I doubt many, if any, of our service provider customers are doing business without a web page. It just so happens that geeks don’t tend to be the best designers. (This is true for CFOs, Sales, operations, etc.) The point is that, in our average service provider customers’ office, there isn’t a full time marketing designer on staff. As a result, many times as product mixes change its usually left to someone who isn’t a design pro to update the website and add the DATA. Geeks like data. It feels good to tell everyone ALL the things you can do. In most cases, this probably isn’t the best bet for the root of your home page.

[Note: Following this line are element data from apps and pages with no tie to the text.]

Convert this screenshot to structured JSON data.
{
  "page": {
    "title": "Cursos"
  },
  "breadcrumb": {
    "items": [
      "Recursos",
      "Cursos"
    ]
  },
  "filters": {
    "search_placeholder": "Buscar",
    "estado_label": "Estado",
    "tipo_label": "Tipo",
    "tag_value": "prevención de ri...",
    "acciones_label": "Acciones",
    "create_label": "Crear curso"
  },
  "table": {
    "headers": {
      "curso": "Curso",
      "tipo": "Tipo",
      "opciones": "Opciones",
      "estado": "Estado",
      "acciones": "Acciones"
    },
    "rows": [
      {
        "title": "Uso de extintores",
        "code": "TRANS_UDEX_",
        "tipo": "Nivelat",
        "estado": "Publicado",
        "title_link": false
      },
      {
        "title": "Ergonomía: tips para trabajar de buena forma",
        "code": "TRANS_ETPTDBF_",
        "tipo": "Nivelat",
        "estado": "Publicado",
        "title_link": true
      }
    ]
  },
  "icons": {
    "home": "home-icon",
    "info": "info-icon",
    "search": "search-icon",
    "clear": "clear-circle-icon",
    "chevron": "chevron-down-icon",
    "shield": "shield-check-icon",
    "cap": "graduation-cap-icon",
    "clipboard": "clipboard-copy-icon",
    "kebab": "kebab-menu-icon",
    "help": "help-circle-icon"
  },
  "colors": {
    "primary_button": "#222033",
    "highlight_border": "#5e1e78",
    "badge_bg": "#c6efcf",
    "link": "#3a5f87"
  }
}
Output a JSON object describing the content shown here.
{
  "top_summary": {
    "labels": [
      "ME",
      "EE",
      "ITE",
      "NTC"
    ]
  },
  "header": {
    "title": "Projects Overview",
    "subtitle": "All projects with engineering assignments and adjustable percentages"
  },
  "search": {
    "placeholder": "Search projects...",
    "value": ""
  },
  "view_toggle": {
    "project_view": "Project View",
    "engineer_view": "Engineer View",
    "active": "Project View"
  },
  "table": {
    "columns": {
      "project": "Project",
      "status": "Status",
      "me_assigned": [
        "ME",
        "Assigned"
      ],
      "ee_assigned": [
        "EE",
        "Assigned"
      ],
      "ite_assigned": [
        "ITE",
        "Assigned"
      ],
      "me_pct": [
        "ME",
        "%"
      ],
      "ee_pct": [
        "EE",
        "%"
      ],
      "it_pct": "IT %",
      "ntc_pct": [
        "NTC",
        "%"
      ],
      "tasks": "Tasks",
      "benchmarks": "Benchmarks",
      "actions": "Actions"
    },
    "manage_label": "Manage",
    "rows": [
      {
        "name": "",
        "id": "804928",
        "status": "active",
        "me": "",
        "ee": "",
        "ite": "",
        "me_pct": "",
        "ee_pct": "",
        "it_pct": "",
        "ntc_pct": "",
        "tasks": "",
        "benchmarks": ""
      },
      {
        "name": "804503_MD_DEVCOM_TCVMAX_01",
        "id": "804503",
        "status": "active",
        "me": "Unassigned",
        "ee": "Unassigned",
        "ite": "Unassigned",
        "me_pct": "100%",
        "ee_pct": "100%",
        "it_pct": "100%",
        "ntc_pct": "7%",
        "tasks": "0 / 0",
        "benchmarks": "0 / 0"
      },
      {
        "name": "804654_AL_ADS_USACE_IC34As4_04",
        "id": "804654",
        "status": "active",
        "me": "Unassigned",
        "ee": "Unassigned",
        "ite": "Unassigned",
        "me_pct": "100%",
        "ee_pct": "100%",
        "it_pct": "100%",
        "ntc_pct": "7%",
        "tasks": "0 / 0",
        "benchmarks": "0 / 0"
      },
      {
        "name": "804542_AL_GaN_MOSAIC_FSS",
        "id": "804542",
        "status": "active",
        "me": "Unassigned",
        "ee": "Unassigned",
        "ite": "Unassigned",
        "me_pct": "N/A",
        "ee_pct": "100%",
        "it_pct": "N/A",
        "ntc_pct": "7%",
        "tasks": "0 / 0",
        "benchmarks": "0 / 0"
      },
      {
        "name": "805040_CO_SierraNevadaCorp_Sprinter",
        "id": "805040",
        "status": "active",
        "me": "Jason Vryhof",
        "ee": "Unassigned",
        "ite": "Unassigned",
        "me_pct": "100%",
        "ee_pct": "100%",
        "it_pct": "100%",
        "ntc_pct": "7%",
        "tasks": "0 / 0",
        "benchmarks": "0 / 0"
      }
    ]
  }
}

More than ever, the average consumer, even those shopping for IT services, aren’t better at judging websites than ever before. That first virtual impression is critical. Just like you don’t stack whitepapers and product manuals near the front door to your office for people to see when they come in, you shouldn’t do the web equivalent and crowd your homepage with too much data.
Your web site should lead your prospects to the products and descriptions that you most want them to buy. Many IT folks love their certs. The more letters on your business card or email signature, the better right? Let me challenge you that if there is some unique skill that you have on staff, but it doesn’t allow for good profit and isn’t in high demand, then it may not even need to be mentioned on the home page or your card, or your email sig. If it builds a part of your brand story, then go for it, mention it, but don’t let it distract your prospects from what you REALLY want to sell them. If that doesn’t make sense and you’re more of the “I’ll sell them anything I can if they are willing to buy” then I would suggest you watch Luke Mysse’s Branding Your Company’s Unique DNA session from Kaseya Connect.
Here is another good resource if your contemplating the quality of your home page design: